◆ Task objective
Throughout the listing below, show every line in which "arrow" occurs.
[Data for review — start]
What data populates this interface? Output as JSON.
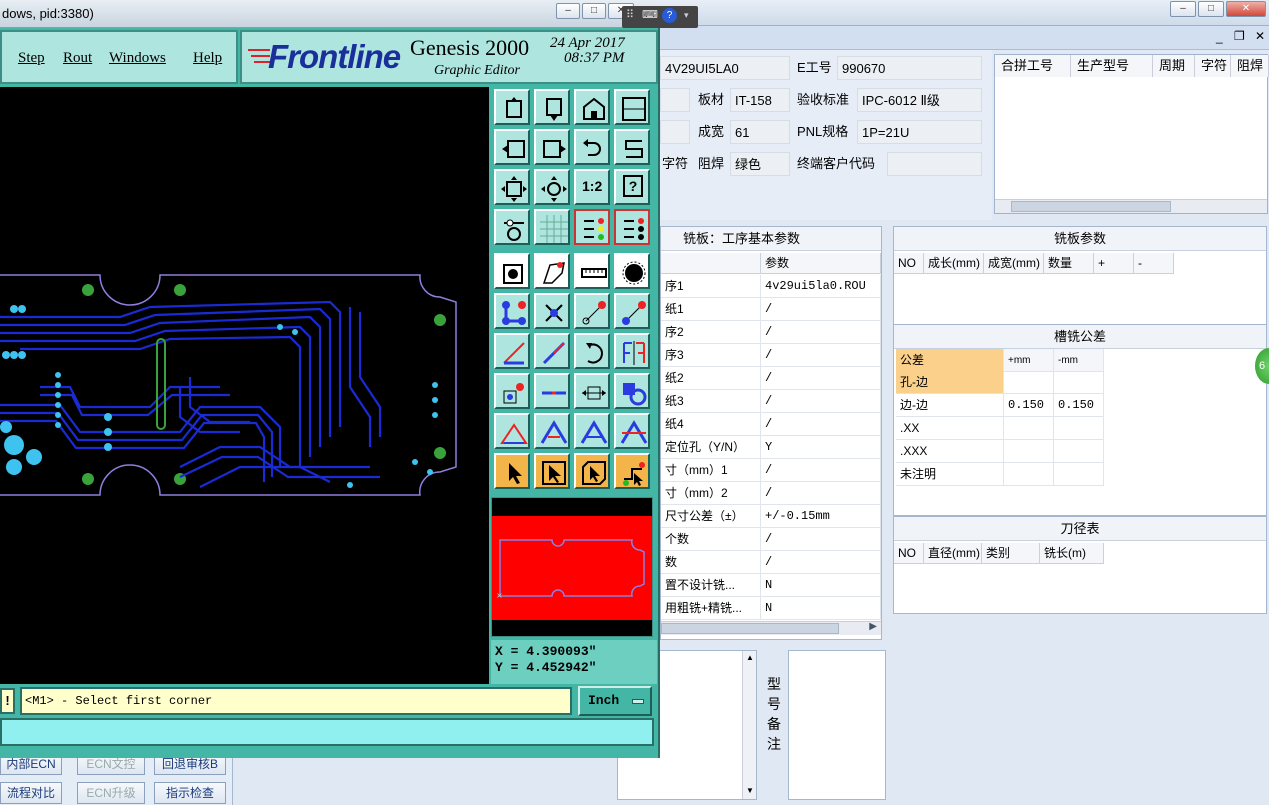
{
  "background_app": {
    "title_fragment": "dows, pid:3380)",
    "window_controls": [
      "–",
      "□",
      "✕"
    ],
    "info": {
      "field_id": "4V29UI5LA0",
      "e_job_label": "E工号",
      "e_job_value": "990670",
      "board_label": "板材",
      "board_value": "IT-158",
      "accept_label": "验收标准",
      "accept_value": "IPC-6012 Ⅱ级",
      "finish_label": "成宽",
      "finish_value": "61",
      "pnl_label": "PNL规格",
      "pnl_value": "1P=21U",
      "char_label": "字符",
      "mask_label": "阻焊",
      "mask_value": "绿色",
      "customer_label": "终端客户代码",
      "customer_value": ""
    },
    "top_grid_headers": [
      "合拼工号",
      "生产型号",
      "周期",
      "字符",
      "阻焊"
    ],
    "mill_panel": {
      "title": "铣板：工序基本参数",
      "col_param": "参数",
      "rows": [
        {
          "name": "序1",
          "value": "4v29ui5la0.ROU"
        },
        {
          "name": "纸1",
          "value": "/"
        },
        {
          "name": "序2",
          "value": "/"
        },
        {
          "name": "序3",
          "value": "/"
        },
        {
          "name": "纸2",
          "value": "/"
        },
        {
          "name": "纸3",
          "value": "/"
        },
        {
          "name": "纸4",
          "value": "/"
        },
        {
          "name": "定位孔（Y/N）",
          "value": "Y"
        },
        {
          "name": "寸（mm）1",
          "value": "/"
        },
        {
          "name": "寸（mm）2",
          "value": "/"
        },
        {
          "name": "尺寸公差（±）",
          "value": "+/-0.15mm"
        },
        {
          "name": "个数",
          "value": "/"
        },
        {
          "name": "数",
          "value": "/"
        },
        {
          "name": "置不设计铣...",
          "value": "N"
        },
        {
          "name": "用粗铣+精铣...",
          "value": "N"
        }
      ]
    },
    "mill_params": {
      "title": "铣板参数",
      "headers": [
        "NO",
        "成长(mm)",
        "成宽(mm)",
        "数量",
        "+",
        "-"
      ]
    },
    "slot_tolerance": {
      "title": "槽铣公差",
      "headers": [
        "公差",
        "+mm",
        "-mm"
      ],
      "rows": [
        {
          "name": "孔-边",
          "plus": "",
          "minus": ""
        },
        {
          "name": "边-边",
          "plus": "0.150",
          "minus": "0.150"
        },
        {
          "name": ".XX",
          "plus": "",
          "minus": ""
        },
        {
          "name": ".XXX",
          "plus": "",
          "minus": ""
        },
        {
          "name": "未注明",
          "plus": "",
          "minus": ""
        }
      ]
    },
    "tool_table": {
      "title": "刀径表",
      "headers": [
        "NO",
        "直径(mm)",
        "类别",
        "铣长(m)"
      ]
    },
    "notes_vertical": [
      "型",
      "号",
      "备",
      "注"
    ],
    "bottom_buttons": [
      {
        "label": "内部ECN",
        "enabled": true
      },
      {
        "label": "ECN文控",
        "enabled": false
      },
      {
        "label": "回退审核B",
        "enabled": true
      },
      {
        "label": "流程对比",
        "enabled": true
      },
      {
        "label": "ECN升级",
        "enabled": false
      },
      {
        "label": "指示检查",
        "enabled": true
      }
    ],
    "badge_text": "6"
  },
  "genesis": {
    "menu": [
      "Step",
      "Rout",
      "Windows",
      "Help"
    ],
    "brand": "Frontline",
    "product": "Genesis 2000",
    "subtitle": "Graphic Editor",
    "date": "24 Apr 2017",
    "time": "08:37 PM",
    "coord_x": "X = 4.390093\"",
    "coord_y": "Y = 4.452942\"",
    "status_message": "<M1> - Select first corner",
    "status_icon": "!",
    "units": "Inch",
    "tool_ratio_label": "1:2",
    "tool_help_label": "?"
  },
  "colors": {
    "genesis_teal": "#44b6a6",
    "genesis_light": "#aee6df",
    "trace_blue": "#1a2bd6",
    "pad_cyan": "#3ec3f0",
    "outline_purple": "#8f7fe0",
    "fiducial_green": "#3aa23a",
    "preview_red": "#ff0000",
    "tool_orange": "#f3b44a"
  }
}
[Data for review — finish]
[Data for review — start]
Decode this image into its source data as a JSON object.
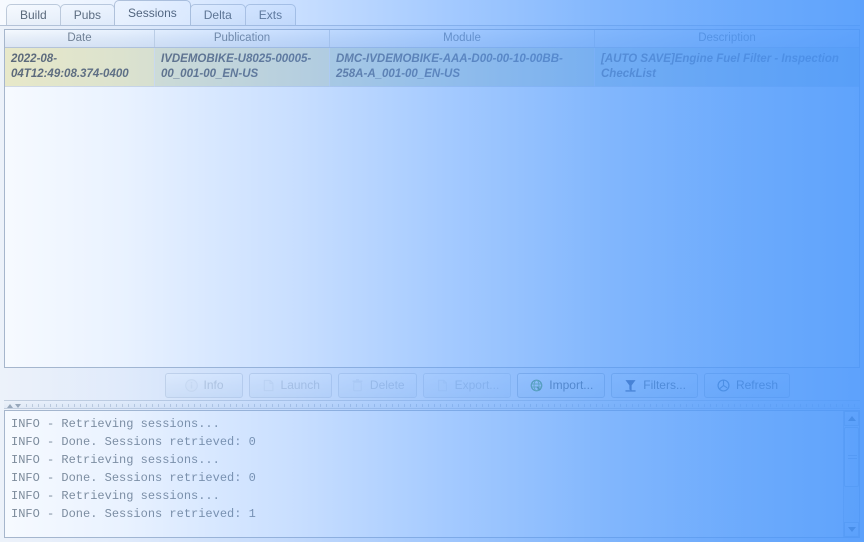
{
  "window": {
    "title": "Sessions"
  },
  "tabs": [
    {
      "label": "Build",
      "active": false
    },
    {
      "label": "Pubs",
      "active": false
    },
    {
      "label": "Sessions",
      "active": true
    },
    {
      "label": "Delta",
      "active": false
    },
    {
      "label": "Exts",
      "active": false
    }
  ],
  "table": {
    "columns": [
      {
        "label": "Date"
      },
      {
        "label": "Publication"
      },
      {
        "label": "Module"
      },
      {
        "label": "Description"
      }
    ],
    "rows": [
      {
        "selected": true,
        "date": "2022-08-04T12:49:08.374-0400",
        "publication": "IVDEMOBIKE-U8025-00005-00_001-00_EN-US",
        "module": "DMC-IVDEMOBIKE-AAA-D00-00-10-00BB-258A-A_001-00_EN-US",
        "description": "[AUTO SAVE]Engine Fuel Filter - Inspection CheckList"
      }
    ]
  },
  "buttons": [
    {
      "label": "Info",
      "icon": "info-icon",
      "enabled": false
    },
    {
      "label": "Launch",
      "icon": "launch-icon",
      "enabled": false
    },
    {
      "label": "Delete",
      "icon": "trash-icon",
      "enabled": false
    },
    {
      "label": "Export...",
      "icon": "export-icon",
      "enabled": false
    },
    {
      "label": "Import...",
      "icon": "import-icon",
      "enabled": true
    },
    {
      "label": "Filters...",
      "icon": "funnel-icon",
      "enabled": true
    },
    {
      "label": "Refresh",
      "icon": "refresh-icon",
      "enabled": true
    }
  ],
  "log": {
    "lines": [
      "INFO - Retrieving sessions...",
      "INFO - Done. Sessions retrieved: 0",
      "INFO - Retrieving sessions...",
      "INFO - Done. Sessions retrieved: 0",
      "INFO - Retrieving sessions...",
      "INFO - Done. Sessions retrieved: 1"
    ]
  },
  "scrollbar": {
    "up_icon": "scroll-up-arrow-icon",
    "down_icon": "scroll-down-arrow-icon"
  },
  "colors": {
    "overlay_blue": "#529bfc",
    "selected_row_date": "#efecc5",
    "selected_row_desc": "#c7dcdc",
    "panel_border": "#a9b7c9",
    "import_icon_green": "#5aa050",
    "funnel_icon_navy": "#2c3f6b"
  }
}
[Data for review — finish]
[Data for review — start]
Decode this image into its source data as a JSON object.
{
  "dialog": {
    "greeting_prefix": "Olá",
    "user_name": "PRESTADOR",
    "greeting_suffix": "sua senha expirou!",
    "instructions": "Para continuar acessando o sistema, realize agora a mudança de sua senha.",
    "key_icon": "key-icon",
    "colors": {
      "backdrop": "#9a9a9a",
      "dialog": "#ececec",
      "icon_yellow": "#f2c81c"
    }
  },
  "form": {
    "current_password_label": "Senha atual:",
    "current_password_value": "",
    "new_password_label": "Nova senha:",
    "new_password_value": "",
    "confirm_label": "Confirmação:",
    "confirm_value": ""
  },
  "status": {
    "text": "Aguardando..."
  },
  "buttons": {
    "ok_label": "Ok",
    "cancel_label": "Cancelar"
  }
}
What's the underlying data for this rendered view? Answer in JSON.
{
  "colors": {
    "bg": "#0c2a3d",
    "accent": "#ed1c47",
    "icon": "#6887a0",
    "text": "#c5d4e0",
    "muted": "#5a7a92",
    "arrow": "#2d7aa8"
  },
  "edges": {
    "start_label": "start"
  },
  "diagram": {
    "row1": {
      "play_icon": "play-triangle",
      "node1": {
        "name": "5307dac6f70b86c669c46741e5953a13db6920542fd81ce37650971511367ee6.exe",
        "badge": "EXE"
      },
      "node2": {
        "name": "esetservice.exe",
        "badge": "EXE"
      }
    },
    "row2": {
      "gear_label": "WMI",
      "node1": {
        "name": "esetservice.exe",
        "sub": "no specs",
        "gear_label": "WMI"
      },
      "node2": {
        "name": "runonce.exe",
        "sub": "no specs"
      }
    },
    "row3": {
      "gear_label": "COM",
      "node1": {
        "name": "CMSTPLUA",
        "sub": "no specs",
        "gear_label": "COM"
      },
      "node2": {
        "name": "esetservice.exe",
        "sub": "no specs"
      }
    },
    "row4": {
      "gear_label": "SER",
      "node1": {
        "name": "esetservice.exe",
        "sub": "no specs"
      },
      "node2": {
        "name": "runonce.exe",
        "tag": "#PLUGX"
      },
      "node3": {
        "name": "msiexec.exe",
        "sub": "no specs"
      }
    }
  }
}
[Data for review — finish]
◆ Task solution
    "up_icon": "scroll-up-arrow-icon",
    "down_icon": "scroll-down-arrow-icon"
    "arrow": "#2d7aa8"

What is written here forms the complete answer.